QR Code Scan Creates Record Entry

Hey Community-

Does anyone know how to create a record entry by using a QR code scan? I’d like to design functionality to allow for security guards to scan a QR Code that will be at each location they have to to patrol rounds at and have the location, date, time, officer name logged.

This will result in a running log of all the locations they check during their shift. Also, if possible, I’d like the scan to create the record entry without allowing a form to be filled out/edited by the security officer (basically all behind the scenes so to speak).

Any suggestions would be appreciated!

Thanks!
Adam

1 Like

Hi Adam,
doing a lot of QR scans becomes frustrating,
consider using NFCs, they are much faster and it is enough to bring them close to the label without opening a scan app, write them with a link to a Tadabase form, where the guard only has to click the button that writes Date, time, position,

it could be an idea?

@DanioA, thank you for following up. Sounds like a good option however I have never worked with NFCs before.

Adam

@DanioA whats the easiest way to write to NFC?

It’s actually not as complex as some might expect. Works very similarly to QR codes.

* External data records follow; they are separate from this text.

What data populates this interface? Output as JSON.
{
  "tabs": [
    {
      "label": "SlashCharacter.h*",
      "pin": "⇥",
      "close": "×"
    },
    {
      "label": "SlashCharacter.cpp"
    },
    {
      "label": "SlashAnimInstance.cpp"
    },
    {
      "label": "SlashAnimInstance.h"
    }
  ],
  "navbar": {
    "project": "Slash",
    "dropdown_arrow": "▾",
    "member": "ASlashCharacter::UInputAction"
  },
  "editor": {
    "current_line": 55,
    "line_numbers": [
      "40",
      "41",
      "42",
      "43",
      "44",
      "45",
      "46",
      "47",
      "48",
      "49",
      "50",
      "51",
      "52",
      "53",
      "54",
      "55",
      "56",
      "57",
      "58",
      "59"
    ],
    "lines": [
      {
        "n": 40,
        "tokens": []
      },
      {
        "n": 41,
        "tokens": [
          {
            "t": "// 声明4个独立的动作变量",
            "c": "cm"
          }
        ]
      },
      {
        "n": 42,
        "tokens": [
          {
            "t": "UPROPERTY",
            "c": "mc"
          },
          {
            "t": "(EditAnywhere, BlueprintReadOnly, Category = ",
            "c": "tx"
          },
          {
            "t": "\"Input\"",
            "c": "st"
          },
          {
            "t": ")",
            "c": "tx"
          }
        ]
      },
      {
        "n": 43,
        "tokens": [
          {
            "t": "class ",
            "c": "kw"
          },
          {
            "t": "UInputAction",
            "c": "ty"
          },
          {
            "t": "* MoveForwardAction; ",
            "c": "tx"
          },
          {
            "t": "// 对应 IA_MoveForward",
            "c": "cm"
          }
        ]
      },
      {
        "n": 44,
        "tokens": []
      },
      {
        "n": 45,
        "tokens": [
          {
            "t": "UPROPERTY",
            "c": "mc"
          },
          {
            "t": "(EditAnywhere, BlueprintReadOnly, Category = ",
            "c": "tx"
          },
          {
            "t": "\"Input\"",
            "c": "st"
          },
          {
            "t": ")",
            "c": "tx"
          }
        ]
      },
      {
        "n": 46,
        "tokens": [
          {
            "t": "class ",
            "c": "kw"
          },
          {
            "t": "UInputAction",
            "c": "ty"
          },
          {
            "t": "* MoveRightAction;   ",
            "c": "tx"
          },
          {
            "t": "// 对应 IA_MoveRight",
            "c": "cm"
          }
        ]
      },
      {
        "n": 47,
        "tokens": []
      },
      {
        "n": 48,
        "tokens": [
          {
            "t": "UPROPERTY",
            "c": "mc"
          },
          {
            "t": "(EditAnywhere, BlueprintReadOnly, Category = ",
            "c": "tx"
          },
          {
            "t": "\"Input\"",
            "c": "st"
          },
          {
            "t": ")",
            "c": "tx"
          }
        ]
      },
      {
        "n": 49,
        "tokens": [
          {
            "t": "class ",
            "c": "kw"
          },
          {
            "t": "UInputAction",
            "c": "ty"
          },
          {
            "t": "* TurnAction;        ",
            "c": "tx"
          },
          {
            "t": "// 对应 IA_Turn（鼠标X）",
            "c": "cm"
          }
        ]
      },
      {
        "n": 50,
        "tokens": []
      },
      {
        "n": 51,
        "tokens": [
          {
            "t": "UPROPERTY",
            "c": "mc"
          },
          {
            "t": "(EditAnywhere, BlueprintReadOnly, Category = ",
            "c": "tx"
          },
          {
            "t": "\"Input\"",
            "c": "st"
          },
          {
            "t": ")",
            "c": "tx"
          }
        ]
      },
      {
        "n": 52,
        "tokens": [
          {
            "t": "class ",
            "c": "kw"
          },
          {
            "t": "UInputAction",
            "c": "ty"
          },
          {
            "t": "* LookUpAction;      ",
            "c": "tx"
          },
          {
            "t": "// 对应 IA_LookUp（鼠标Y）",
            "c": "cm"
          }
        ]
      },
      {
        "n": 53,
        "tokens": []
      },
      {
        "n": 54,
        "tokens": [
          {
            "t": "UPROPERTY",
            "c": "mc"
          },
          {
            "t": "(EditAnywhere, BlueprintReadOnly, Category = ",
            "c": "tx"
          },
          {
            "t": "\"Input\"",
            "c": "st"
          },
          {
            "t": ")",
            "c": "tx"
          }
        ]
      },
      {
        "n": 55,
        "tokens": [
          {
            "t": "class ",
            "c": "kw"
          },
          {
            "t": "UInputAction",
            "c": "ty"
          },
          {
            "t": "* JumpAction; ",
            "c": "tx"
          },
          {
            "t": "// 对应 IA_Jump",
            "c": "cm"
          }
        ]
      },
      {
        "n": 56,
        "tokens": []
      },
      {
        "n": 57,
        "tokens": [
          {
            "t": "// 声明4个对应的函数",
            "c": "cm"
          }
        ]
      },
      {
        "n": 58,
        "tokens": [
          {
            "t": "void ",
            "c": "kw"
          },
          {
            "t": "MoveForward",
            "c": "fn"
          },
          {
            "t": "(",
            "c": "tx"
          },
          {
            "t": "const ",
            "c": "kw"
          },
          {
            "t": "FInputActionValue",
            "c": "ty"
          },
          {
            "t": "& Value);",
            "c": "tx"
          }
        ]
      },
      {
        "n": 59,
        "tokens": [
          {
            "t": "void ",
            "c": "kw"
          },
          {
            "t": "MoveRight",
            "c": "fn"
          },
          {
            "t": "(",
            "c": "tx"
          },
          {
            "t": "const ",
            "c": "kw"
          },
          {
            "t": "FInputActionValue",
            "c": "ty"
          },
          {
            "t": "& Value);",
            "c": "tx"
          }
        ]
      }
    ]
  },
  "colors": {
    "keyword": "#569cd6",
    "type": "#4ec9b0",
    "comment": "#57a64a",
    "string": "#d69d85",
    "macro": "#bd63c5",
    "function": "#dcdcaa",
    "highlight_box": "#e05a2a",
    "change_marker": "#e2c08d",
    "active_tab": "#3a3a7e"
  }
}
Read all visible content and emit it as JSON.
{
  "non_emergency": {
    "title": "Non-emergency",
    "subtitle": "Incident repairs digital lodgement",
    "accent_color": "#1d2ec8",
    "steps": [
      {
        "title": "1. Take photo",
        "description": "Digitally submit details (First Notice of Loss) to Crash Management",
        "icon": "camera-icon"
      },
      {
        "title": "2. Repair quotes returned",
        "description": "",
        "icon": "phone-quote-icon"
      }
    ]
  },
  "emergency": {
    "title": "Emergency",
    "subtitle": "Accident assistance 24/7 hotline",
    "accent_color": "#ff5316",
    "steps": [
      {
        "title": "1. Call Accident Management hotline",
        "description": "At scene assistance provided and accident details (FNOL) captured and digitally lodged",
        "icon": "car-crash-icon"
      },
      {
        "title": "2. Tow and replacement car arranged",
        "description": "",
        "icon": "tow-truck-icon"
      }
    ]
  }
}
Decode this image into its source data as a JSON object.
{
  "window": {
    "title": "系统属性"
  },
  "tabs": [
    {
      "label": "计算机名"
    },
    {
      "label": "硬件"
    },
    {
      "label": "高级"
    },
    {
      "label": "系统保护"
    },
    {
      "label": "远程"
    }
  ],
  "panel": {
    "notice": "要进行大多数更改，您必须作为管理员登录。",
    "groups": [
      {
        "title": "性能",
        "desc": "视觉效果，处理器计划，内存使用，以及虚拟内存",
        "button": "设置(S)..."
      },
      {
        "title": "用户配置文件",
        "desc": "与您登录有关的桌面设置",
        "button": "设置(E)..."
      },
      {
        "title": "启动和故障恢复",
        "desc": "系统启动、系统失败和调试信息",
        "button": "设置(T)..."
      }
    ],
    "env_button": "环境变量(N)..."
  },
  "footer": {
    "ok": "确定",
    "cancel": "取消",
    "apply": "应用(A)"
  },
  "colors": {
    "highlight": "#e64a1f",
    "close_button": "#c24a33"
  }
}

Do you have some NFC cards/stickers you can use? I can write up a short guide on how to do this.

This will require an app to write to NFC (I’ve used NFC Tools for Android) and then rest is done via some basic Javascript.

@moe-

Great! Just got some NFC tags and downloaded NFC tools. Any guidance you can provide would be great!

~Adam

@SafetyUniversity, here you go…

I’m gonna assume what we’re trying to achieve here is the ability to scan a card/chip and have it submit a form. So in my case, I want the form to have 4 fields.

  1. Submitted By:
  2. Location (connection field)
  3. Date and Time

The submitted By will be a record rule of whoever is logged in. Date and time will also be a record rule to the current date and time. The Location will be the ID of the connection field.

So first let’s get the ID of the location and save that value as a basic text value to the NFC chip. You can do this with some simple code, but it’s just easier to do this with a native app like NFC Tools. Make sure you write it to the card as a text value.

So in my case I have 2 chips, one has the value of “4MXQJdrZ6v” and the other “DVWQWRNZ49”

Now the fun part, i have a form on a page without any fields, but with 3 rules. This is all we need to do on the form part:

The key, is that we’re setting the Location value to the Browser Local Storage value of ‘locationId’

Next, let’s add our Javascript, make sure to update the compoent id at the top to your ID:

TB.render('component_3', function(data) {
    
    const ndef = new NDEFReader();

    async function startScanning() {
       await ndef.scan();
       
         ndef.addEventListener("reading", ({ message, serialNumber }) => {
       
          const textDecoder = new TextDecoder(message.records[0].encoding);
          var cardValue = textDecoder.decode(message.records[0].data); 
         
          localStorage.setItem('locationId', cardValue);
          data.ele.find('.form-submit .af-form-submit').click();
        
        });
    }
    
    startScanning();
    
}); 

What we’re essentially doing is after the form is loaded, we enable the scanner, then when we get the scanned value, we save it to the browser local storage and submit the form. The rest happens in the form record rules.

One other minor change I made was to add a class to the form submit button of ‘hide’ so we don’t ever see it.

Here’s a rough demo:

2 Likes

Moe your post demonstrates your great availability and passion, as well as a great ability in programming. :grinning:

However I had thought of it, much simpler :hot_face:
On the Nfc write the link that refers to a form (to see which you must be logged in) save the form, without writing anything, the rules do everything, register the position, date, and username

For those interested in the subject, this is a site very rich in information, it is in Italian, but very informative about technology:

These are in English, more focused on developments and sectors of use:
https://members.nfcw.com/explore/
https://www.rfidjournal.com/tag/environment

To those who asked how to write an NFC, there are small devices costing a few dollars that allow fast reading and writing (used for large quantities)
But it can also be done with a normal phone equipped with an NFC reader

Pay attention that not all NFCs are the same, some once written, cannot be modified, others can be rewritten endless times, others can be protected by a password.

good job

Amazing work! Thanks @moe @DanioA for sharing this!